Bridgetown, Barbados (BGIS) — The government will not be interfering with the country’s fixed exchange rate, Prime Minister Freundel Stuart has assured, saying that conditions in Barbados today did not justify any tampering with the exchange rate.
Addressing the Barbados Chamber of Commerce and Industry’s luncheon, Stuart told his audience: “The government over which I preside will, through its policy choices, continue to make the preservation of that exchange rate a matter of continuing priority.
“I give this assurance, well aware that this will serve neither as a deterrent nor a discouragement to that small coterie of alarmists who continue to believe in economic witchcraft and are therefore preoccupied with and intrigued by this brand of necromancy.”
He said Barbados took the decision in 1975 to have a fixed exchange rate in relation to the US dollar after delinking from the pound sterling. He stated that for the past 40 years, government had defended this exchange rate.
“We have done so because, in good times and in bad, this exchange rate has served us well. Those who blithely and glibly argue that our currency is over-valued have not been able to show us how devaluation has improved spectacularly the situation of those of our neighbours who have pursued that course. I have certainly heard no argument credible enough to persuade me that it is a course of action to which we should have resorted,” he remarked.

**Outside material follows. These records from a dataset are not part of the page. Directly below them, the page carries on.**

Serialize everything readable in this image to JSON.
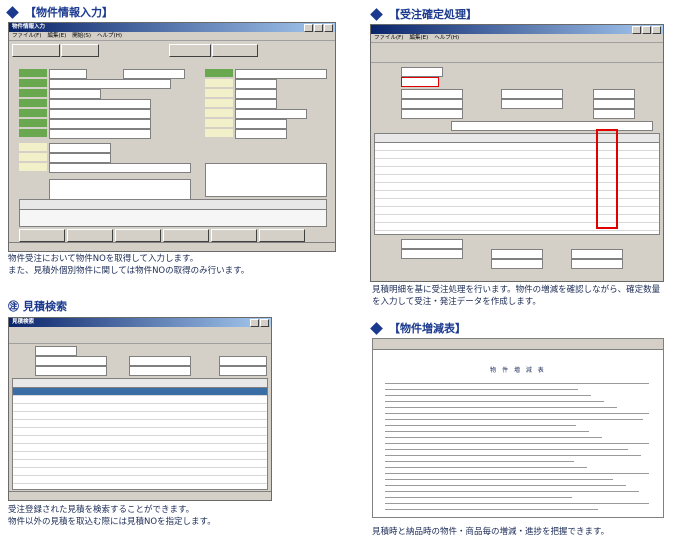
{
  "panels": {
    "p1": {
      "title": "【物件情報入力】",
      "caption1": "物件受注において物件NOを取得して入力します。",
      "caption2": "また、見積外個別物件に関しては物件NOの取得のみ行います。",
      "window_title": "物件情報入力",
      "menu": [
        "ファイル(F)",
        "編集(E)",
        "開始(S)",
        "ヘルプ(H)"
      ]
    },
    "p2": {
      "title": "【受注確定処理】",
      "caption1": "見積明細を基に受注処理を行います。物件の増減を確認しながら、確定数量",
      "caption2": "を入力して受注・発注データを作成します。",
      "menu": [
        "ファイル(F)",
        "編集(E)",
        "ヘルプ(H)"
      ]
    },
    "p3": {
      "badge": "㊟",
      "title": "見積検索",
      "caption1": "受注登録された見積を検索することができます。",
      "caption2": "物件以外の見積を取込む際には見積NOを指定します。",
      "window_title": "見積検索"
    },
    "p4": {
      "title": "【物件増減表】",
      "caption1": "見積時と納品時の物件・商品毎の増減・進捗を把握できます。",
      "doc_title": "物 件 増 減 表"
    }
  },
  "colors": {
    "accent": "#1b3a8f",
    "highlight": "#e00000",
    "label_green": "#6aa84f"
  }
}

Stuart contended that devaluation was supposed to be a policy response to a “chronic disequilibrium in a country’s balance of payments position”. He pointed out that its rationale is to correct that chronic imbalance by making imports more expensive and exports cheaper.
“Resort to it, however, is not without risk or peril as the venerable economist, Sir Arthur Lewis so discerningly observed,” he indicated.
During his wide-ranging address, he said government was of the view that the state should create an operating environment in which the private sector could flourish with uninhibited vigour.
But, he cautioned that such an enabling environment did not mean there should be no Town and Country Planning Department; no border Customs Officers to ask questions or insist on receiving truthful answers to those questions; or that the Immigration Department should approve every application for work permits or any other status without question.
“The physical development of Barbados must continue to be ordered and the Town Planning Department has therefore to be allowed to do its work efficiently, always operating within the provisions of the law which may govern its operations from time to time.
“The Customs and Immigration Departments are not merely revenue streams but are intimately linked to our national security apparatus and, for countries like Barbados, national security is in addition to everything else, a developmental issue. If you were to remove our sense of national security, all of our economic gains would disappear in short order,” Stuart suggested.
However, he stressed that there was no justification for unnecessary obstacles being placed in the way of the private sector by the agencies named. He insisted that facilitation and the improvement of competitiveness were non-negotiable commitments of the government of Barbados.